A simple and cheap home built laparoscopic trainer

Robert Dennis 
 Department of General Surgery, Luton and Dunstable Hospital, Lewsey Road, Luton LU4 0DZ, United Kingdom

Correspondence Address:
Robert Dennis
Department General Surgery, Luton and Dunstable Hospital, Lewsey Road, Luton LU4 0DZ
United Kingdom




How to cite this article:
Dennis R. A simple and cheap home built laparoscopic trainer.J Min Access Surg 2008;4:88-88


How to cite this URL:
Dennis R. A simple and cheap home built laparoscopic trainer. J Min Access Surg [serial online] 2008 [cited 2020 Sep 19 ];4:88-88
Available from: http://www.journalofmas.com/text.asp?2008/4/3/88/43095


Full Text

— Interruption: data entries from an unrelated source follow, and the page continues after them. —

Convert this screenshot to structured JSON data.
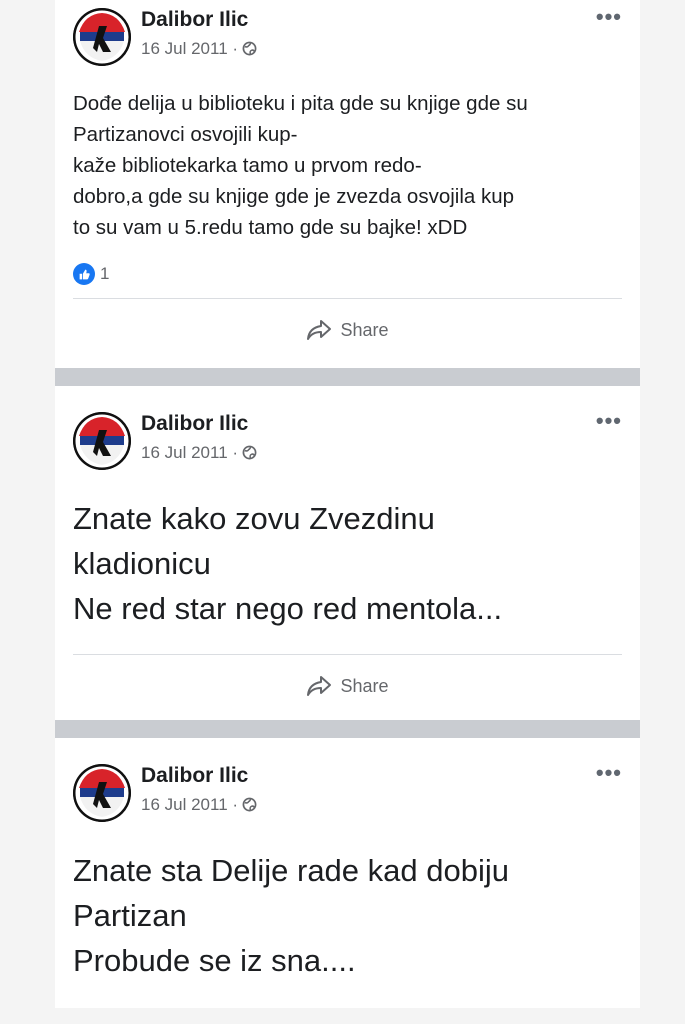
{
  "posts": [
    {
      "author": "Dalibor Ilic",
      "date": "16 Jul 2011 ·",
      "more": "•••",
      "lines": [
        "Dođe delija u biblioteku i pita gde su knjige gde su",
        "Partizanovci osvojili kup-",
        "kaže bibliotekarka tamo u prvom redo-",
        "dobro,a gde su knjige gde je zvezda osvojila kup",
        "to su vam u 5.redu tamo gde su bajke! xDD"
      ],
      "reaction_count": "1",
      "share_label": "Share"
    },
    {
      "author": "Dalibor Ilic",
      "date": "16 Jul 2011 ·",
      "more": "•••",
      "lines": [
        "Znate kako zovu Zvezdinu",
        "kladionicu",
        "Ne red star nego red mentola..."
      ],
      "share_label": "Share"
    },
    {
      "author": "Dalibor Ilic",
      "date": "16 Jul 2011 ·",
      "more": "•••",
      "lines": [
        "Znate sta Delije rade kad dobiju",
        "Partizan",
        "Probude se iz sna...."
      ]
    }
  ],
  "icons": {
    "avatar": "avatar",
    "privacy": "globe-icon",
    "more": "more-options-icon",
    "like": "like-icon",
    "share": "share-icon"
  },
  "colors": {
    "like_blue": "#1877f2",
    "secondary_text": "#65676b",
    "separator": "#c9ccd1"
  }
}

The benefits of laparoscopic trainers in the improvement of laparoscopic surgical skills are well established. Unfortunately simulators and trainers are expensive and sparsely available in surgical departments. Home built laparoscopic trainers on much smaller budgets have been described. [1] The base and four vertical walls of a trainer can be constructed with the most basic of woodwork skills. However constructing a suitable top is more challenging. There a few features the top should have. Firstly, its overall structure needs to be sufficiently rigid and robust to act as a fixed fulcrum point for the instruments. Secondly, the ports sites themselves must allow sufficient freedom of movement for manipulation of the instruments. An additional benefit would be a top which modelled the contours of an abdomen. It also needs to be cheap and easy to construct. Such a top can be made from five to six layers of plaster of Paris moulded over an abdomen protected with petroleum jelly. This gives a rigid and sufficiently robust structure. Port sites can be positioned to the user's choice. To allow flexibility at the fulcrum points of the abdominal wall, 3 cm rubber grommets from a car parts shop are glued into holes made into the plaster cast. The camera system is provided by a freely available camcorder and the light source of a bike light. These are supported by shelf brackets commonly available in hardware shops [Figure 1]. Depending on the type of camcorder this trainer could be built for less than 150.

References

1Ricchiuti D, Ralat DA, Evancho-Chapman M, Wyneski H, Cerone J, Wegryn JD. A simple cost-effective design for construction of a laparoscopic trainer. J Endourol 2005;19:1000-2.